Maxim de Winter: The woman that was washed up at Edgecombe, the woman that is now buried in the family crypt, that was not Rebecca. That was the body of some unknown woman, unclaimed, belonging nowhere. I identified it, but I knew it wasn’t Rebecca. It was all a lie. I knew where Rebecca’s body was. Lying on that cabin floor on the bottom of the sea.
Mrs. de Winter: How did you know, Maxim ?
Maxim de Winter: Because I put it there. Will you look into my eyes and tell me that you love me now ? You see ? I was right. It’s too late.
I was pretty happy with last year’s Holiday Gift Guide, so I thought I’d do it again this year. This year gifts range from $5 books to $250 dollar box sets. I’ve scoured Amazon for the best box sets, as well as added some films and books that have made my year pretty great. I think there’s a little something for everyone here. Treat yourself. Treat the movie lover in your life. Treat your favorite film blogger. Everything you need can be found in this handy, dandy guide. I upped this year’s list from 15 to 20 items because there were just so many great new Blu and box set releases this year!
God, I cannot wait for this film. This trailer looks so fantastic. The film, released by Fox Searchlight, is due out November 23rd.
Anthony Hopkins is clearly gonna be in the front-running for Best Actor this awards season, as his portrayal of Hitch seems to be spot on.
Helen Mirren also appears to be at the top of her game as Hitch’s wife Alma.
I’m not the hugest Scarlet Johansson fan, but she at least looks a lot like Janet Leigh.
What I am most exited for, though, is Michael Stuhlbarg’s take on Hollywood dynamo Lew Wasserman.
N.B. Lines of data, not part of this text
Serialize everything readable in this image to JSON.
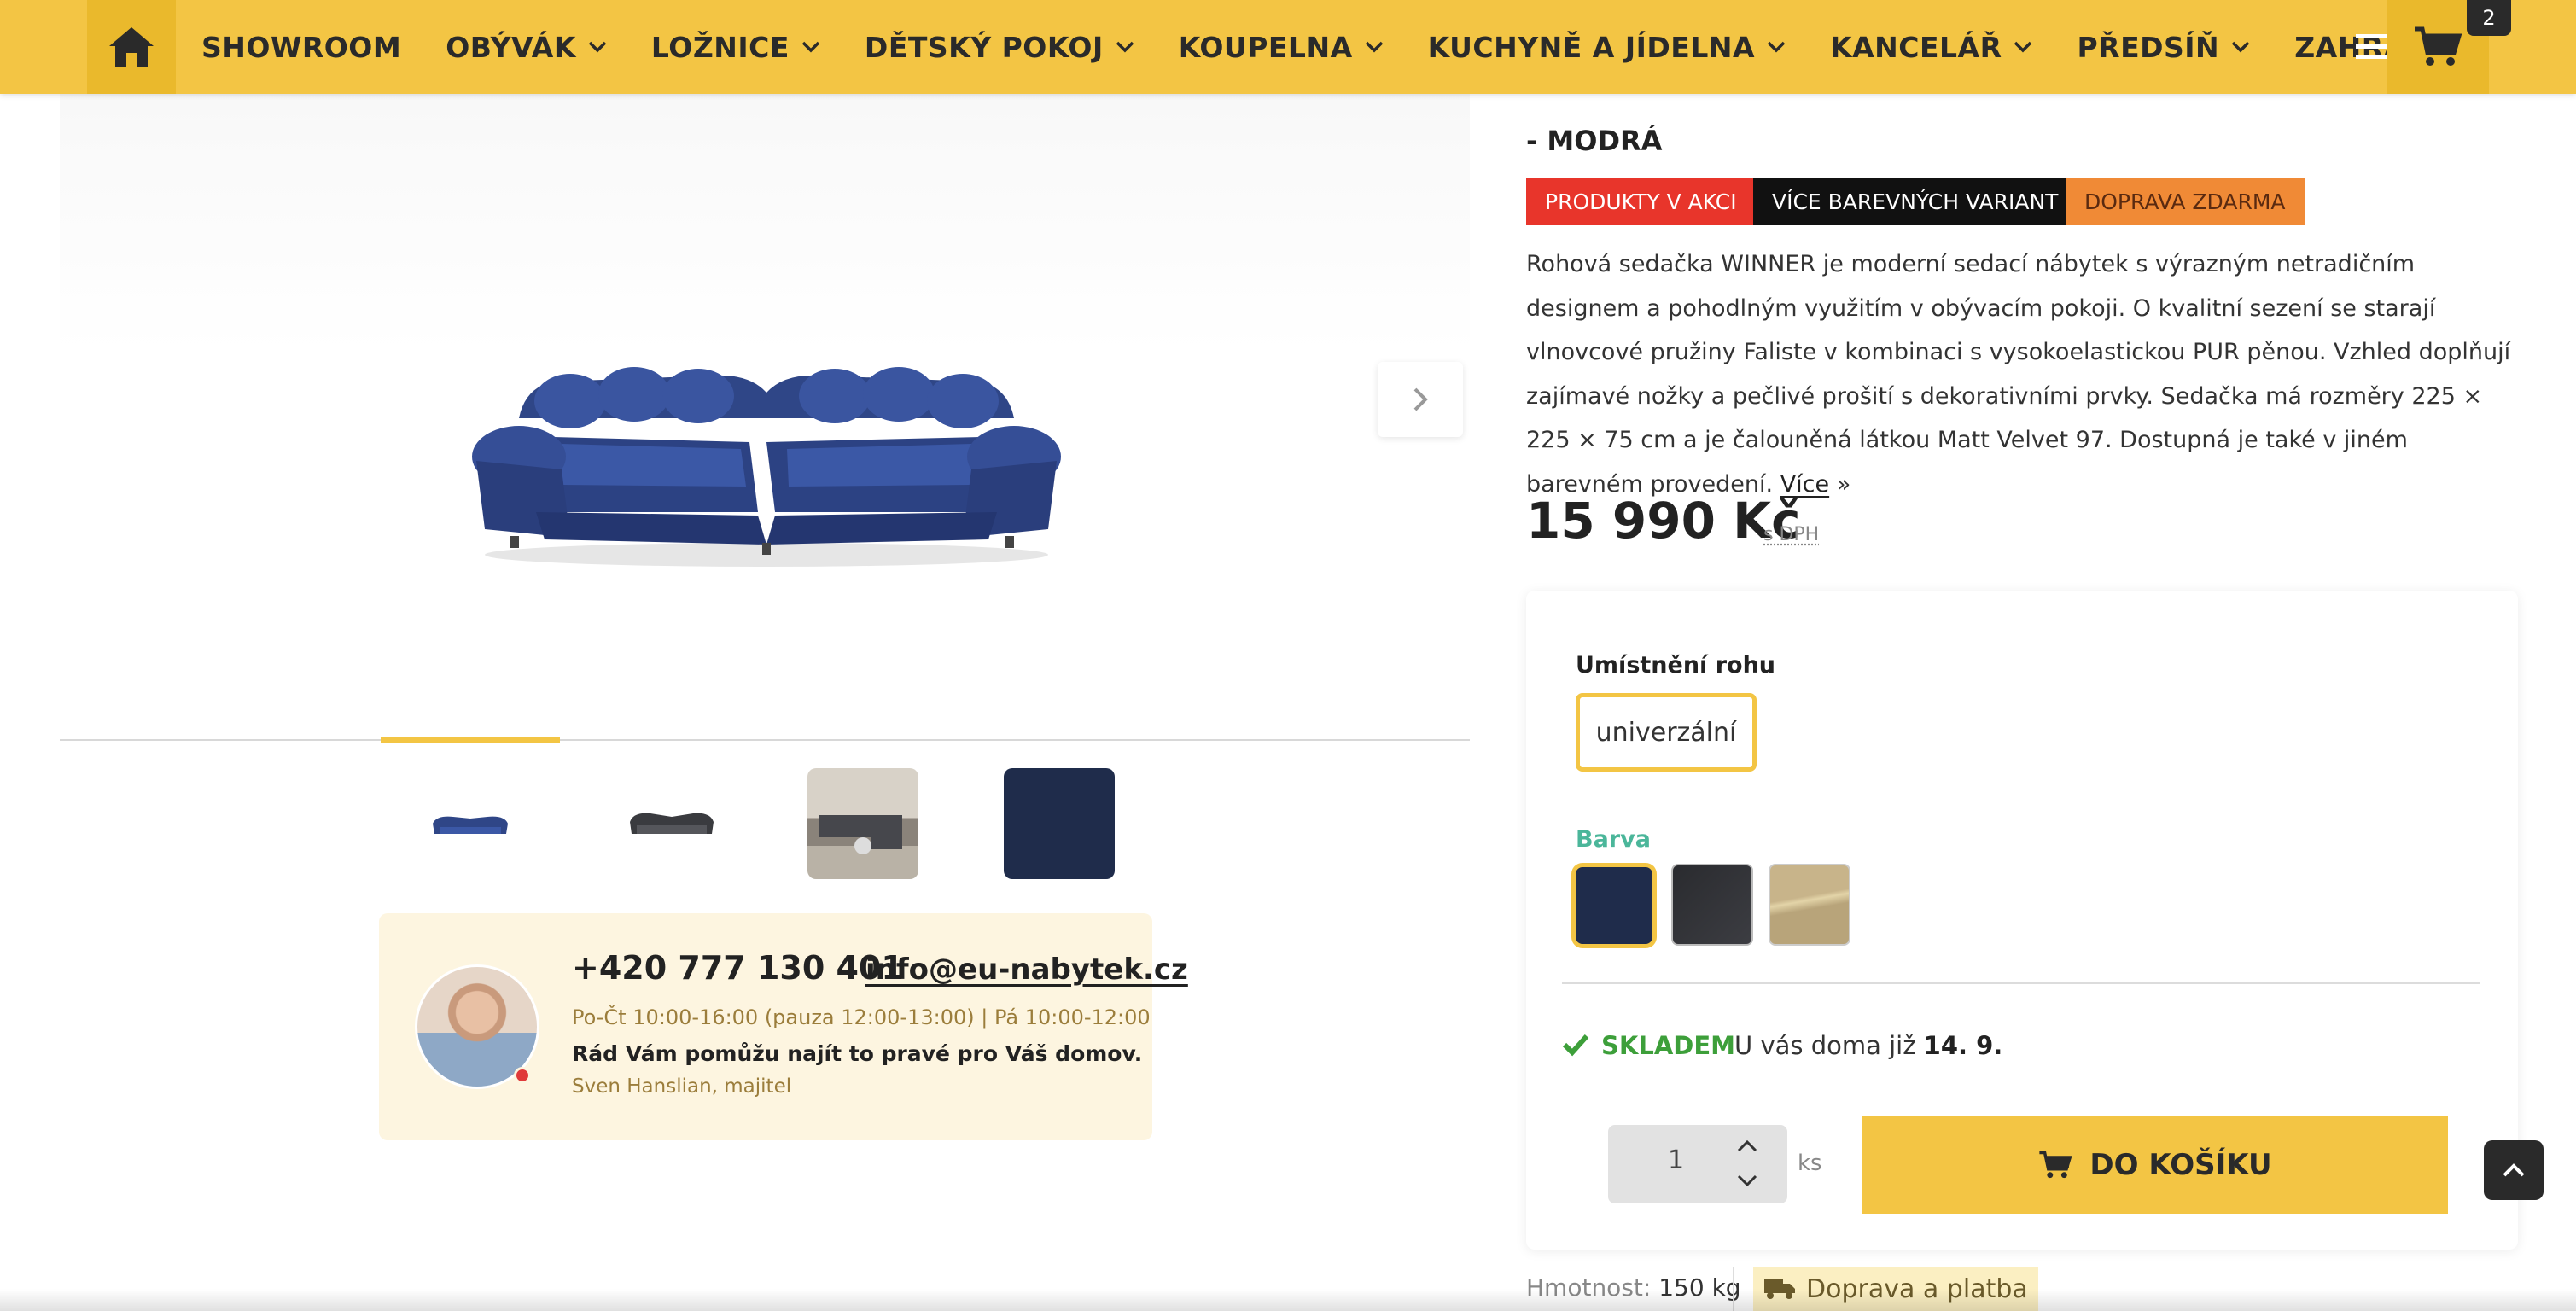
{
  "nav": {
    "items": [
      {
        "label": "SHOWROOM",
        "dropdown": false
      },
      {
        "label": "OBÝVÁK",
        "dropdown": true
      },
      {
        "label": "LOŽNICE",
        "dropdown": true
      },
      {
        "label": "DĚTSKÝ POKOJ",
        "dropdown": true
      },
      {
        "label": "KOUPELNA",
        "dropdown": true
      },
      {
        "label": "KUCHYNĚ A JÍDELNA",
        "dropdown": true
      },
      {
        "label": "KANCELÁŘ",
        "dropdown": true
      },
      {
        "label": "PŘEDSÍŇ",
        "dropdown": true
      },
      {
        "label": "ZAHRADA",
        "dropdown": true
      }
    ],
    "cart_count": "2"
  },
  "product": {
    "subtitle": "- MODRÁ",
    "tags": [
      {
        "label": "PRODUKTY V AKCI",
        "color": "#e8352b"
      },
      {
        "label": "VÍCE BAREVNÝCH VARIANT",
        "color": "#111111"
      },
      {
        "label": "DOPRAVA ZDARMA",
        "color": "#f08a36"
      }
    ],
    "description": "Rohová sedačka WINNER je moderní sedací nábytek s výrazným netradičním designem a pohodlným využitím v obývacím pokoji. O kvalitní sezení se starají vlnovcové pružiny Faliste v kombinaci s vysokoelastickou PUR pěnou. Vzhled doplňují zajímavé nožky a pečlivé prošití s dekorativními prvky. Sedačka má rozměry 225 × 225 × 75 cm a je čalouněná látkou Matt Velvet 97. Dostupná je také v jiném barevném provedení.",
    "more_link": "Více",
    "price": "15 990 Kč",
    "price_note": "s DPH"
  },
  "options": {
    "corner_label": "Umístnění rohu",
    "corner_value": "univerzální",
    "color_label": "Barva",
    "swatches": [
      "#1f2c4b",
      "#2e2f33",
      "#c8b48a"
    ]
  },
  "stock": {
    "status": "SKLADEM",
    "delivery_text": "U vás doma již",
    "delivery_date": "14. 9."
  },
  "purchase": {
    "quantity": "1",
    "unit": "ks",
    "add_to_cart": "DO KOŠÍKU"
  },
  "footer_info": {
    "weight_label": "Hmotnost:",
    "weight_value": "150 kg",
    "shipping_label": "Doprava a platba"
  },
  "contact": {
    "phone": "+420 777 130 401",
    "email": "info@eu-nabytek.cz",
    "hours": "Po-Čt 10:00-16:00 (pauza 12:00-13:00) | Pá 10:00-12:00",
    "message": "Rád Vám pomůžu najít to pravé pro Váš domov.",
    "signature": "Sven Hanslian, majitel"
  },
  "colors": {
    "brand_yellow": "#f3c544",
    "stock_green": "#3d9f3a",
    "color_label_teal": "#4bb69a"
  }
}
Yes. Good.
You can watch the new trailer here:
This is definitely one of my favorite of Hitchcock’s films and one that is rich with imagery and ideas. I am going to give you some of my thoughts on the film, but I am not going to claim to be an expert on this film. It’s definitely one that needs many rewatchings and explorations. I would really love to hear thoughts from my readers on this film solely because it is so rife with ideas. Also, beware there will be a major SPOILER about the ending, so if you’ve never seen it, you might want to not read to the end of this post. The film was nominated for six Academy Awards, winning one: Best Score Miklós Rózsa (won), Best B&W Cinematography, Best Special Effects, Best Supporting Actor Michael Chekov, Best Director and Best Picture. The other films nominated that year were Anchors Aweigh, The Bells of St. Mary’s, Mildred Pierce and winner The Lost Weekend.
Annie Hayworth: Did you drive up from San Francisco by the coast road?
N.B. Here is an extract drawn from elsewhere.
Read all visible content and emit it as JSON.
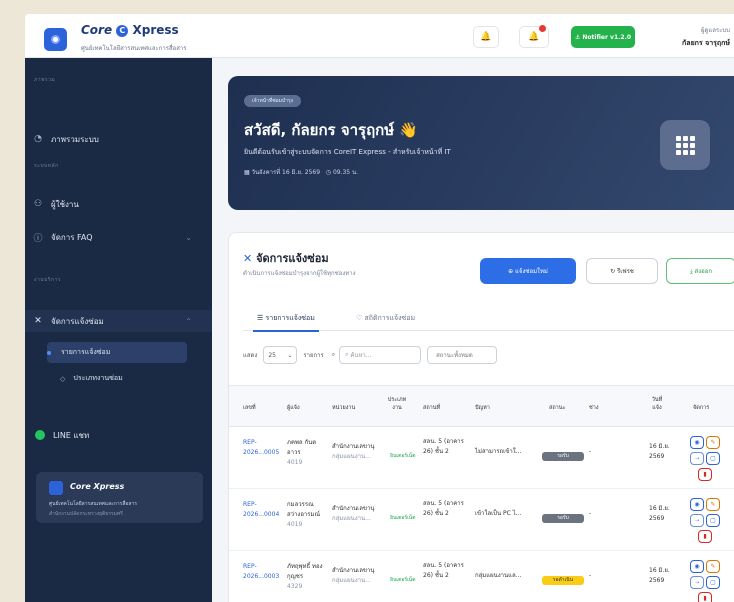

Melanie Daniels: Yes.
Annie Hayworth: Nice drive.
Melanie Daniels: It’s very beautiful.
Annie Hayworth: Is that where you met Mitch?
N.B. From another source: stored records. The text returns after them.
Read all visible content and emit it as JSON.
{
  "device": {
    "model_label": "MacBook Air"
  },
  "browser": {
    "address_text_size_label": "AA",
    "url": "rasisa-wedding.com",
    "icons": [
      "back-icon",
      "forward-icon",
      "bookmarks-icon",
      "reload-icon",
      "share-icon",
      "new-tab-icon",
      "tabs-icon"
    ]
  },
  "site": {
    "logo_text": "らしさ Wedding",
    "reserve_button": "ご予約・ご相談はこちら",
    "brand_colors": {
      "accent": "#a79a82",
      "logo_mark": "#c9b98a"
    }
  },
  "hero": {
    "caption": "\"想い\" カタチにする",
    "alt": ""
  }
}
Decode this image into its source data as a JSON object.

Melanie Daniels: Yes.
Annie Hayworth: I guess that’s where everyone meets Mitch.
This year’s Film Preservation Blogathon has a Hitchcock connection, click here to read all about it, thus I decided to write about Shadow of a Doubt. Partly because it is my favorite Hitchcock film and partly because today is Joseph Cheshire Cotten’s birthday. It’s a win-win. Look for the banner at the end of this post to donate to the cause.
Scottie: What’s this doohickey?
Midge: It’s a brassiere! You know about those things, you’re a big boy now.
Scottie: I’ve never run across one like that.
Midge: It’s brand new. Revolutionary up-lift: No shoulder straps, no back straps, but it does everything a brassiere should do. Works on the principle of the cantilevered bridge.
Scottie: It does?
Midge: An aircraft engineer down in the peninsula designed it; he worked it out in his spare time.
Scottie: Kind of a hobby, a do-it-yourself kind of thing!
Richard Hannay: There are million women in this island, and I’m chained to you. Listen, once more. I’m telling you the truth. I told you once in the train. I tried to tell you after the election meeting. I’m telling you now for the third time. There’s a danagerous conspiracy against this island and we’re the only ones who can stop it. Think what you’ve seen happen right under your very nose.
Pamela: The gallant knight to the rescue.
Richard Hannay: All right, then I’m just a plain, common murderer who stabbed an innocent, defenseless woman in the back not four days ago. How do you come out over that? I don’t know how innocent you may be but you’re a woman, you’re defenseless, and you’re alone on a desolate moor in the dark, manacled to a murderer who’d stop at nothing to get you off his hands. If that’s the situation you prefer, have it, my lovely, and welcome.
Pamela: I’m not afraid of. . .
Richard Hannay: For all you know, I may murder a woman a week.